### [EXERCISE BRIEF]
A complete response lists each line of the data below that includes the word "screenshot".

### [ENTRIES SHOWN]
▬▬▬
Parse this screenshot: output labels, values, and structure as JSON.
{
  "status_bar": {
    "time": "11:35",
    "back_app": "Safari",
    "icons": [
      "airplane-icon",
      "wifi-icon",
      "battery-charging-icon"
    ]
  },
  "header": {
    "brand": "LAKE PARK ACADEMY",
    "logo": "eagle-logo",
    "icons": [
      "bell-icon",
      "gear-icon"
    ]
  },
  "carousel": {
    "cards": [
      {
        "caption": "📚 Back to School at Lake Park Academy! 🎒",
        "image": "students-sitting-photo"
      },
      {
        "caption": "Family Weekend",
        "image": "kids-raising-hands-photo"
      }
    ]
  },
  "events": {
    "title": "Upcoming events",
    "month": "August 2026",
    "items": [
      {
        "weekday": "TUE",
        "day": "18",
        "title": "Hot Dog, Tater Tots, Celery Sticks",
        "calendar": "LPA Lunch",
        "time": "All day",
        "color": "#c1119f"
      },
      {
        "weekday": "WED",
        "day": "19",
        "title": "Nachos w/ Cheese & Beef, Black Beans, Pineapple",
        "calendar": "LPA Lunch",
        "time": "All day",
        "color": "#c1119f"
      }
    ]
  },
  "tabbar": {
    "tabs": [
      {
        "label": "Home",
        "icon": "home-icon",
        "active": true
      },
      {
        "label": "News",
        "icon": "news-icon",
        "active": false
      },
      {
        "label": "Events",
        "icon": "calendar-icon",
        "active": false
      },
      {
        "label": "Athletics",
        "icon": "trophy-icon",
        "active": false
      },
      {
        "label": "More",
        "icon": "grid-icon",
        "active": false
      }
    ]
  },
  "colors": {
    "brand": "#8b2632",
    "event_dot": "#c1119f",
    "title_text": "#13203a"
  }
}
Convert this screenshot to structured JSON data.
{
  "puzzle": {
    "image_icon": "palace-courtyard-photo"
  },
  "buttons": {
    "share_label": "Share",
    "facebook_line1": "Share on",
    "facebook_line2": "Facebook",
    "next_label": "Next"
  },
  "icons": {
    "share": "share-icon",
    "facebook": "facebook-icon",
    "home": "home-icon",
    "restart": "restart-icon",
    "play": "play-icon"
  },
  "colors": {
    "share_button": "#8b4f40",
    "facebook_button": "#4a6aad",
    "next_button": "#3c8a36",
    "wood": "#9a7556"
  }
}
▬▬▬
### [EXERCISE RESULT]
Parse this screenshot: output labels, values, and structure as JSON.
Convert this screenshot to structured JSON data.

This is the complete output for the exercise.